Last Days of the Kuomintang
Cartier-Bresson took the most powerful photographs of the Communist takeover of China and the birth of the People's Republic. China had been torn apart by civil war since July 1946 between the troops of Communist Mao Tse-Tung and the Nationalist Kuomintang forces under General Chiang Kai Shek. As the Communists' victory became apparent, the value of paper money plummeted. The Kuomintang decided to issue 40g of gold per person, which led to a kind of gold rush in December 1948. The photograph shows Shanghai residents exchanging money for gold in front of a state-owned bank. The police made only a half-hearted attempt to restore order. Ten people died in the stampede. The iconic photograph has remained a symbol of mass panic following regime change ever since. Cartier-Bresson included it in his first book of photographs, The Decisive Moment, published in 1952. This signed print originally came from the photographer's archive, and was acquired by the current owner in 2011 in the auction 100 photographs from the Henri Cartier-Bresson Foundation.

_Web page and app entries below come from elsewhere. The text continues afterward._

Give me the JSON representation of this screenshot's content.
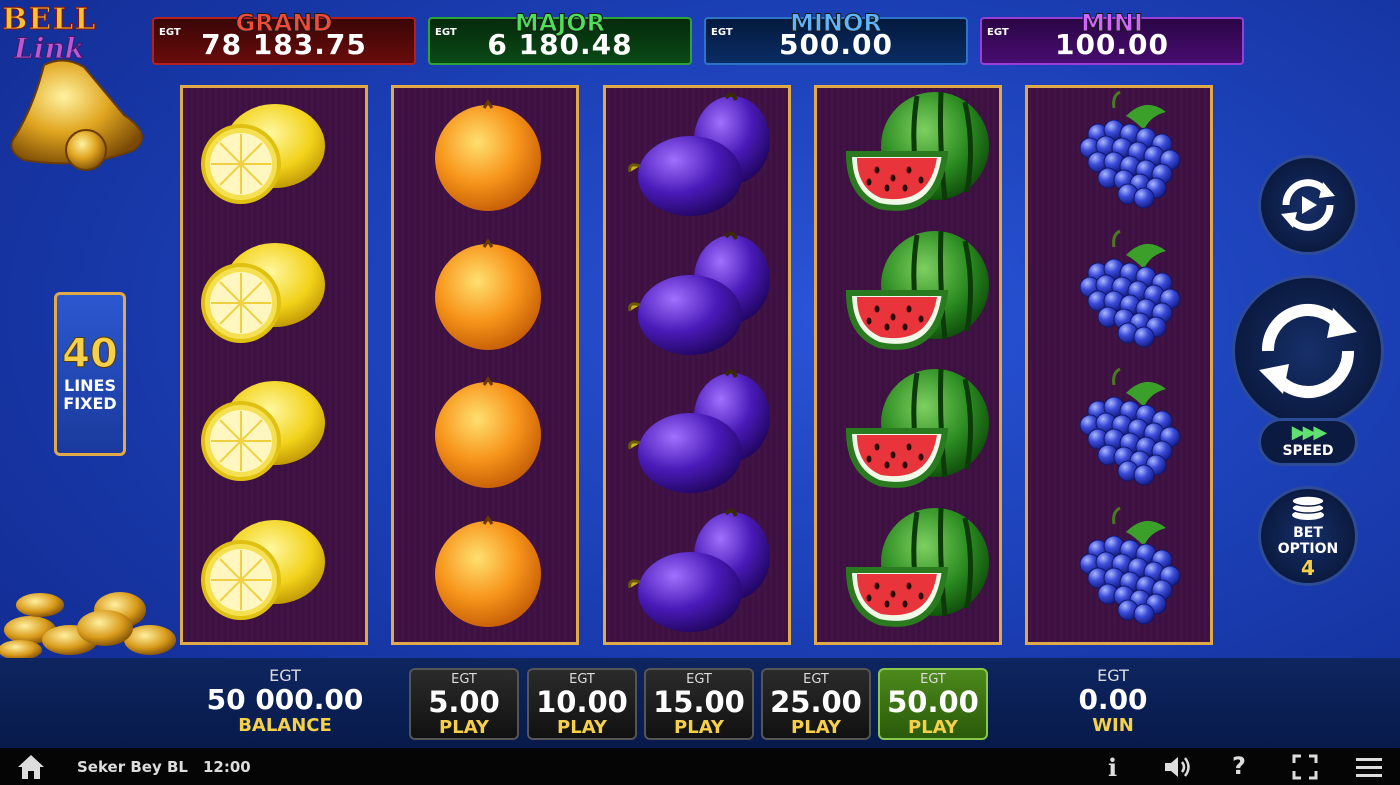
{
  "logo": {
    "line1": "BELL",
    "line2": "Link"
  },
  "jackpots": [
    {
      "label": "GRAND",
      "currency": "EGT",
      "value": "78 183.75"
    },
    {
      "label": "MAJOR",
      "currency": "EGT",
      "value": "6 180.48"
    },
    {
      "label": "MINOR",
      "currency": "EGT",
      "value": "500.00"
    },
    {
      "label": "MINI",
      "currency": "EGT",
      "value": "100.00"
    }
  ],
  "reels": [
    {
      "symbol": "lemon",
      "rows": 4
    },
    {
      "symbol": "orange",
      "rows": 4
    },
    {
      "symbol": "plum",
      "rows": 4
    },
    {
      "symbol": "watermelon",
      "rows": 4
    },
    {
      "symbol": "grapes",
      "rows": 4
    }
  ],
  "lines": {
    "count": "40",
    "line1": "LINES",
    "line2": "FIXED"
  },
  "buttons": {
    "speed_label": "SPEED",
    "bet_option_line1": "BET",
    "bet_option_line2": "OPTION",
    "bet_option_value": "4"
  },
  "balance": {
    "currency": "EGT",
    "value": "50 000.00",
    "label": "BALANCE"
  },
  "win": {
    "currency": "EGT",
    "value": "0.00",
    "label": "WIN"
  },
  "bets": [
    {
      "currency": "EGT",
      "value": "5.00",
      "label": "PLAY",
      "active": false
    },
    {
      "currency": "EGT",
      "value": "10.00",
      "label": "PLAY",
      "active": false
    },
    {
      "currency": "EGT",
      "value": "15.00",
      "label": "PLAY",
      "active": false
    },
    {
      "currency": "EGT",
      "value": "25.00",
      "label": "PLAY",
      "active": false
    },
    {
      "currency": "EGT",
      "value": "50.00",
      "label": "PLAY",
      "active": true
    }
  ],
  "statusbar": {
    "game_name": "Seker Bey BL",
    "time": "12:00"
  },
  "colors": {
    "accent_gold": "#f6d048",
    "reel_border": "#e0a94a",
    "active_bet": "#4d8a1c"
  }
}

LITERATUR Henri Cartier-Bresson, Images à la sauvette, Verve 1952, p. 109; Henri Cartier-Bresson, The Decisive Moment, Paris 1952, p. 109-110; Bonnefoy, Henri Cartier-Bresson Photographe, Delpire 1979, p.69; Montier, Henri Cartier-Bresson L'art sans art, Flammarion 1995, p.174; De qui s'agit-il ? Henri Cartier-Bresson, Bibliothèque nationale de France, Gallimard 2003, p.309; Galassi, Henri Cartier-Bresson. Un siècle moderne, The Museum of Modern Art/Hazan, 2010, p.113.
PROVENANCE Christie's 2011, HCB : 100 photographies provenant de la Fondation Henri Cartier-Bresson